[Component data from apps and pages]
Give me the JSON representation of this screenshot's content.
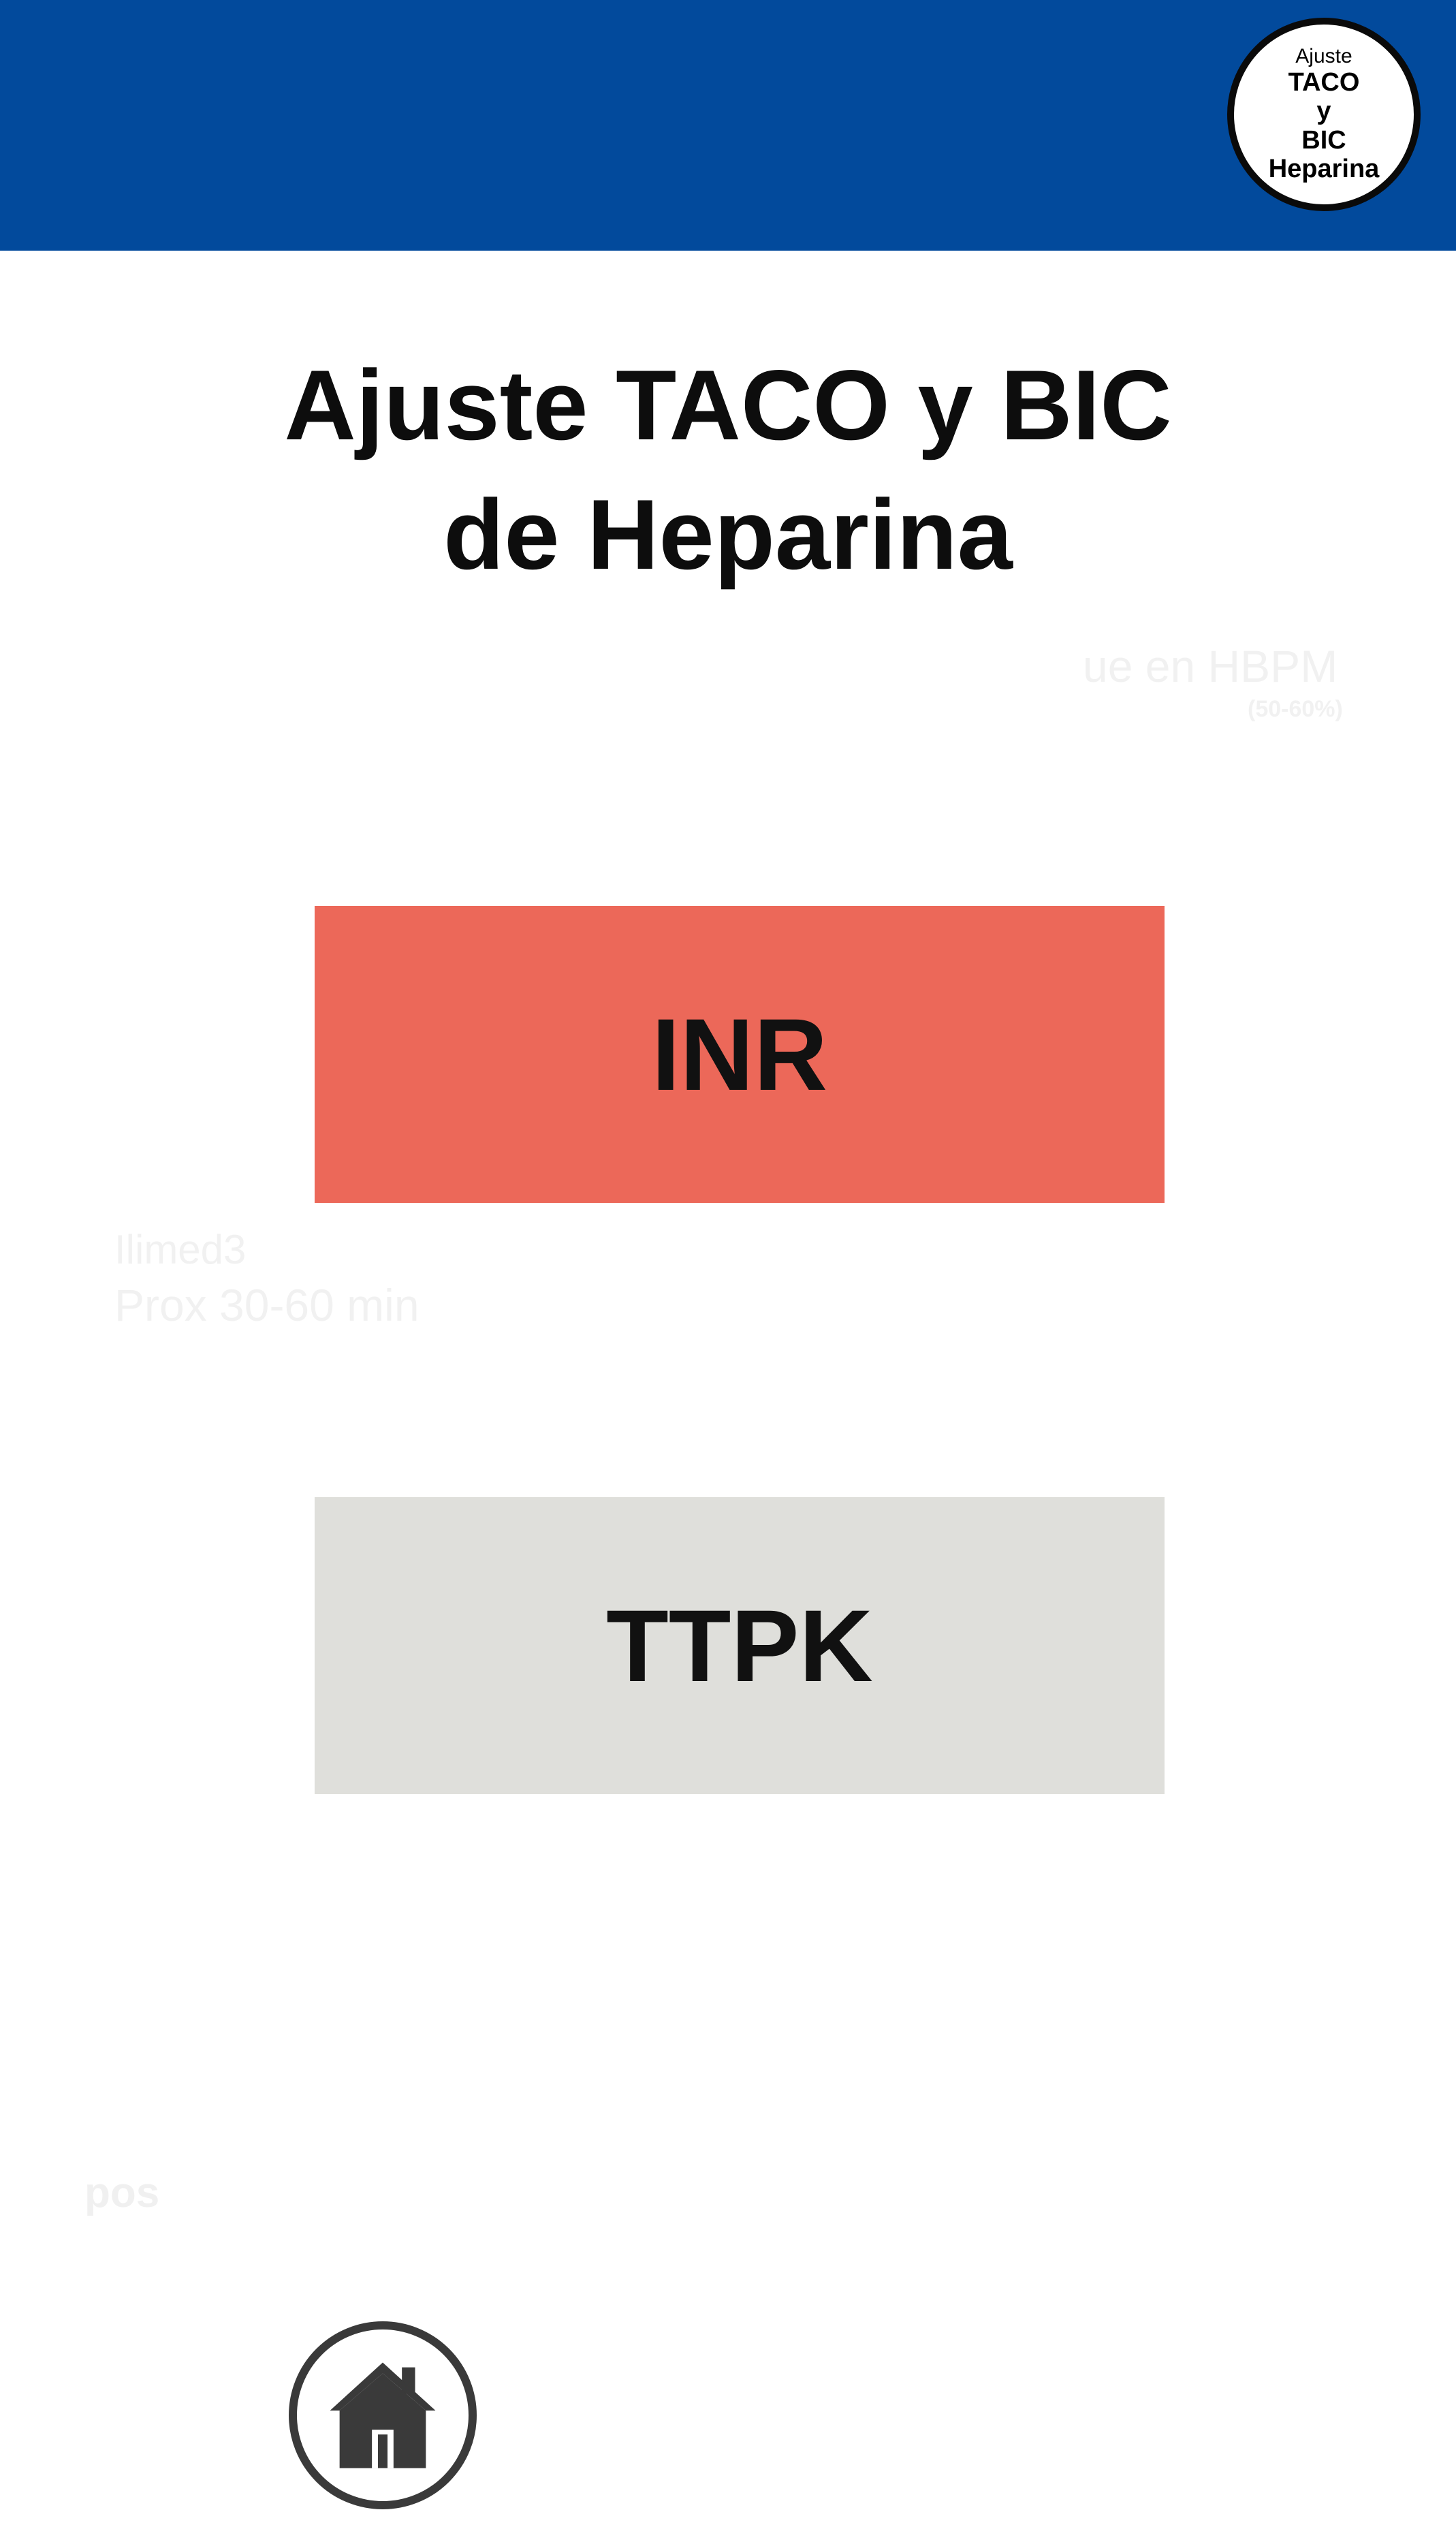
{
  "header": {
    "background_color": "#024a9c",
    "logo": {
      "line1": "Ajuste",
      "line2": "TACO",
      "line3": "y",
      "line4": "BIC",
      "line5": "Heparina"
    }
  },
  "main": {
    "title_line1": "Ajuste TACO y BIC",
    "title_line2": "de Heparina",
    "buttons": [
      {
        "label": "INR",
        "color": "#ec6859"
      },
      {
        "label": "TTPK",
        "color": "#dfdfdb"
      }
    ]
  },
  "background_ghost_text": {
    "t1": "ue en HBPM",
    "t2": "(50-60%)",
    "t3": "Ilimed3",
    "t4": "Prox 30-60 min",
    "t5": "pos"
  },
  "footer": {
    "home_icon": "home-icon"
  }
}
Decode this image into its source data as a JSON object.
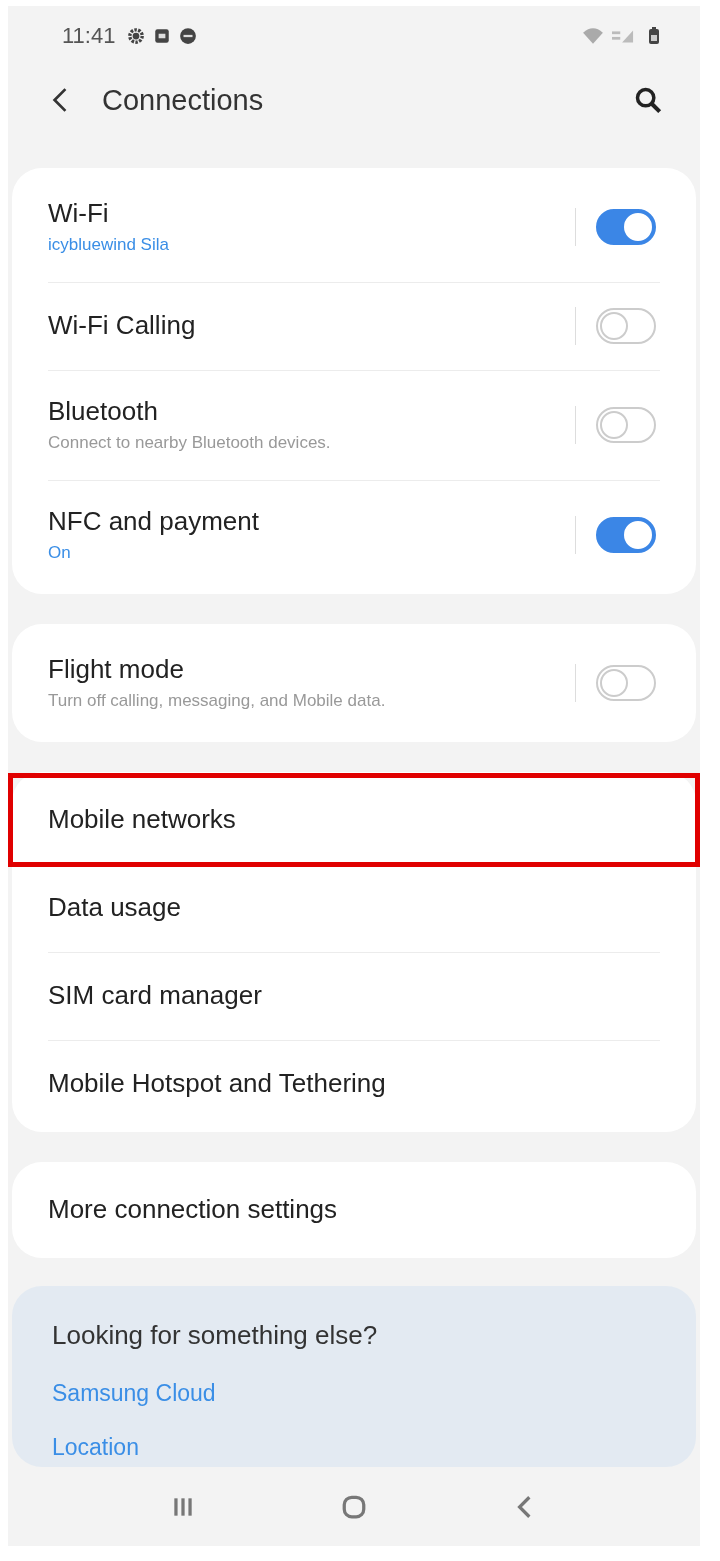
{
  "status_bar": {
    "time": "11:41"
  },
  "header": {
    "title": "Connections"
  },
  "sections": [
    {
      "items": [
        {
          "title": "Wi-Fi",
          "subtitle": "icybluewind Sila",
          "subtitle_accent": true,
          "toggle": true,
          "on": true,
          "highlighted": false
        },
        {
          "title": "Wi-Fi Calling",
          "toggle": true,
          "on": false,
          "highlighted": false
        },
        {
          "title": "Bluetooth",
          "subtitle": "Connect to nearby Bluetooth devices.",
          "subtitle_accent": false,
          "toggle": true,
          "on": false,
          "highlighted": false
        },
        {
          "title": "NFC and payment",
          "subtitle": "On",
          "subtitle_accent": true,
          "toggle": true,
          "on": true,
          "highlighted": false
        }
      ]
    },
    {
      "items": [
        {
          "title": "Flight mode",
          "subtitle": "Turn off calling, messaging, and Mobile data.",
          "subtitle_accent": false,
          "toggle": true,
          "on": false,
          "highlighted": false
        }
      ]
    },
    {
      "items": [
        {
          "title": "Mobile networks",
          "toggle": false,
          "highlighted": true
        },
        {
          "title": "Data usage",
          "toggle": false,
          "highlighted": false
        },
        {
          "title": "SIM card manager",
          "toggle": false,
          "highlighted": false
        },
        {
          "title": "Mobile Hotspot and Tethering",
          "toggle": false,
          "highlighted": false
        }
      ]
    },
    {
      "items": [
        {
          "title": "More connection settings",
          "toggle": false,
          "highlighted": false
        }
      ]
    }
  ],
  "suggestions": {
    "title": "Looking for something else?",
    "links": [
      "Samsung Cloud",
      "Location"
    ]
  }
}
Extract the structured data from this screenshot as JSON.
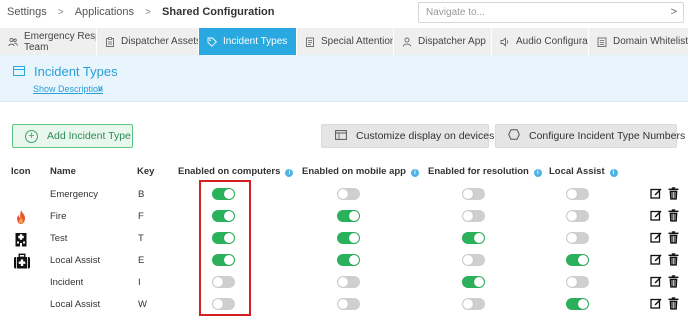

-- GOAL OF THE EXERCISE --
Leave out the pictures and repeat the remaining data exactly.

-- SOLUTION --
Give me the JSON representation of this screenshot's content.
{
  "header": {
    "background_color": "#024a9c",
    "logo": {
      "line1": "Ajuste",
      "line2": "TACO",
      "line3": "y",
      "line4": "BIC",
      "line5": "Heparina"
    }
  },
  "main": {
    "title_line1": "Ajuste TACO y BIC",
    "title_line2": "de Heparina",
    "buttons": [
      {
        "label": "INR",
        "color": "#ec6859"
      },
      {
        "label": "TTPK",
        "color": "#dfdfdb"
      }
    ]
  },
  "background_ghost_text": {
    "t1": "ue en HBPM",
    "t2": "(50-60%)",
    "t3": "Ilimed3",
    "t4": "Prox 30-60 min",
    "t5": "pos"
  },
  "footer": {
    "home_icon": "home-icon"
  }
}
Decode this image into its source data as a JSON object.
{
  "status_bar": {
    "time": "11:41"
  },
  "header": {
    "title": "Connections"
  },
  "sections": [
    {
      "items": [
        {
          "title": "Wi-Fi",
          "subtitle": "icybluewind Sila",
          "subtitle_accent": true,
          "toggle": true,
          "on": true,
          "highlighted": false
        },
        {
          "title": "Wi-Fi Calling",
          "toggle": true,
          "on": false,
          "highlighted": false
        },
        {
          "title": "Bluetooth",
          "subtitle": "Connect to nearby Bluetooth devices.",
          "subtitle_accent": false,
          "toggle": true,
          "on": false,
          "highlighted": false
        },
        {
          "title": "NFC and payment",
          "subtitle": "On",
          "subtitle_accent": true,
          "toggle": true,
          "on": true,
          "highlighted": false
        }
      ]
    },
    {
      "items": [
        {
          "title": "Flight mode",
          "subtitle": "Turn off calling, messaging, and Mobile data.",
          "subtitle_accent": false,
          "toggle": true,
          "on": false,
          "highlighted": false
        }
      ]
    },
    {
      "items": [
        {
          "title": "Mobile networks",
          "toggle": false,
          "highlighted": true
        },
        {
          "title": "Data usage",
          "toggle": false,
          "highlighted": false
        },
        {
          "title": "SIM card manager",
          "toggle": false,
          "highlighted": false
        },
        {
          "title": "Mobile Hotspot and Tethering",
          "toggle": false,
          "highlighted": false
        }
      ]
    },
    {
      "items": [
        {
          "title": "More connection settings",
          "toggle": false,
          "highlighted": false
        }
      ]
    }
  ],
  "suggestions": {
    "title": "Looking for something else?",
    "links": [
      "Samsung Cloud",
      "Location"
    ]
  }
}
Extract the structured data from this screenshot as JSON.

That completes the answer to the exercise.